Some of them could blow out their arms. Others could inexplicably lose their magic touches, or their fastballs. Others could maintain their dominance, but it's always a toss-up. Just because someone was good last season doesn't mean he'll be good the next.
That being said, here's a look at some of the free agent hurlers who are worth a contract in 2013.
Haren's glory days came back in Oakland, like so many of the pitchers the Athletics developed and then traded away. For five seasons split between the A's and the Arizona Diamondbacks, Haren never won fewer than 14 games, he had a 3.48 ERA and averaged 7.8 strikeouts per nine innings.
In his first season and a half with the L.A. Angels, he was almost as effective, though he didn't finish 2010 with quite as many wins as usual. But in 2011, he was back to his usual ways, compiling a 16-10 record and throwing 238.1 innings, his most ever. Last season, though—for the first time since his rookie campaign—he finished with a sub-.500 record. The Angels struggled at times last season, and so did Haren: He went 12-13 with a 4.33 ERA.
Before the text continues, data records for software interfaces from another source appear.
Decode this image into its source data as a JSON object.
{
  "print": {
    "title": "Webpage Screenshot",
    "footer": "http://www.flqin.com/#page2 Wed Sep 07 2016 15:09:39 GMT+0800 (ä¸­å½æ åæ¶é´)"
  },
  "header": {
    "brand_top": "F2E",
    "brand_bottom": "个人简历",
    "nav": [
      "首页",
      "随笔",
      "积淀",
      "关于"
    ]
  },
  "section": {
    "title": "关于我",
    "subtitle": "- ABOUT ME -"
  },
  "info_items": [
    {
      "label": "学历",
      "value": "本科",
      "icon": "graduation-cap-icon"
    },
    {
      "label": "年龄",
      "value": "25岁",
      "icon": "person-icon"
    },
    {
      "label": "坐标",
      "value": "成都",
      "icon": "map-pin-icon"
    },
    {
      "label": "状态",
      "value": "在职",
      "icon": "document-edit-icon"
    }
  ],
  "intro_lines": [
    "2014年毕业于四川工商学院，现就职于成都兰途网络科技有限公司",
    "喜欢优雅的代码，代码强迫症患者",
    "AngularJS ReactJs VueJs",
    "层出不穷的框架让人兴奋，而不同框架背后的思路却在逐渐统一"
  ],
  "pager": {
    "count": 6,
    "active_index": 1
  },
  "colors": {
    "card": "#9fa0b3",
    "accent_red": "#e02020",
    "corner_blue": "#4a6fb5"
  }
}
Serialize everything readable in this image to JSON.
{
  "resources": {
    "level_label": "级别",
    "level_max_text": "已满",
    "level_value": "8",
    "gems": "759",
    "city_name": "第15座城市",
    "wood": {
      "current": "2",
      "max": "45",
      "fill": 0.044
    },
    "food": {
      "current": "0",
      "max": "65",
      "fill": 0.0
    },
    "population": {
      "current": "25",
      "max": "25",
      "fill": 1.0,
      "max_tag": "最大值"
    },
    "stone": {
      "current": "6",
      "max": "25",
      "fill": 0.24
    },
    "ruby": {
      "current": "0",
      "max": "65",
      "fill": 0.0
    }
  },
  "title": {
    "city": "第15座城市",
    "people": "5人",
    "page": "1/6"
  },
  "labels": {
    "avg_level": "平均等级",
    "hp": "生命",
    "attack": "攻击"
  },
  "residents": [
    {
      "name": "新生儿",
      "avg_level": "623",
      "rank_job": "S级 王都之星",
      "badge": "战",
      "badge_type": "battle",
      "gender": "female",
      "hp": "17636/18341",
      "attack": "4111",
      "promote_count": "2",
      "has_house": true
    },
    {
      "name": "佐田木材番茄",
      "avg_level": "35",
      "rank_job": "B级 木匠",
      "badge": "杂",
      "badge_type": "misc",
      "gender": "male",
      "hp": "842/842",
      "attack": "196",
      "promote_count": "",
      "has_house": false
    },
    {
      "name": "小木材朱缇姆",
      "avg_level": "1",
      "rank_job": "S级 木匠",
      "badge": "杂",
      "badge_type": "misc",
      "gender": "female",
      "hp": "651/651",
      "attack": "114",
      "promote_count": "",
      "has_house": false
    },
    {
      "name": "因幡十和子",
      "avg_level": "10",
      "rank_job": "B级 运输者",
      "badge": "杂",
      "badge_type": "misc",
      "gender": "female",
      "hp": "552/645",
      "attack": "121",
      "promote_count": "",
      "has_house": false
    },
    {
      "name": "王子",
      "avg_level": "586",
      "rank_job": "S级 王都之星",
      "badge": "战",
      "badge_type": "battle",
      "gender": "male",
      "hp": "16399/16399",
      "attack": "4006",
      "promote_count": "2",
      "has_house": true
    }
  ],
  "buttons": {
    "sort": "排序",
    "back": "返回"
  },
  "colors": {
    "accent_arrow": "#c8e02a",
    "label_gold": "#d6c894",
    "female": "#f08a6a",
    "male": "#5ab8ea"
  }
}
But aside from that blip on the radar last season, Haren has tended to be remarkably consistent over the last eight years, and at 32, he likely still has several good years left in him. He is definitely one of the most attractive free-agent pitchers out there this offseason.
Well, he helped the Detroit Tigers get to the World Series last season, so there's that. And in his first-ever trip to the postseason, he was extremely solid, starting three games and going 1-2 with a 1.77 ERA and 8.0 K's per nine innings.
The only problem is, he—perhaps as a result of that playoff run—is commanding a six-year, $90 million deal, according to FOXSports.com. That could be more than some teams are willing to pay him, and it could be one year longer than most teams are willing to commit to.
But if there is any pitcher on this offseason's market who is worth a lucrative long-term deal, it's Sanchez. His win-loss total has never been stellar (he's never finished better than 13-12), but prior to this season, he had never played for any team other than the Florida/Miami Marlins, who finished above .500 just twice in the six-plus years Sanchez was there. His ERA has always been solid (3.75 in his career), and he's proven to be pretty clutch in the postseason. And he's only 28.
He may be a little bit older than some of the other risks worth taking this offseason, but Dempster's numbers suggest that despite turning 36 in May, he still has something left in the tank. It may not be what he had in the tank in 2000 or 2001, but it's something, and it can help a team that needs another starter.
Dempster was traded from the Chicago Cubs to the Texas Rangers this summer and went 7-3 over the latter part of the season with 5.09 ERA. Not great, but it was a new team and a new league—one he'd never pitched in. Prior to the trade, he'd gone 5-5 with a 2.25 ERA for the Cubs, and from 2008 until last season, he's averaged a 3.74 ERA in 32 starts per year.
He can still log a lot of innings. He can still make his starts. His age is a concern, but nobody's saying he has to get a four or five-year deal. He's definitely worth a shot.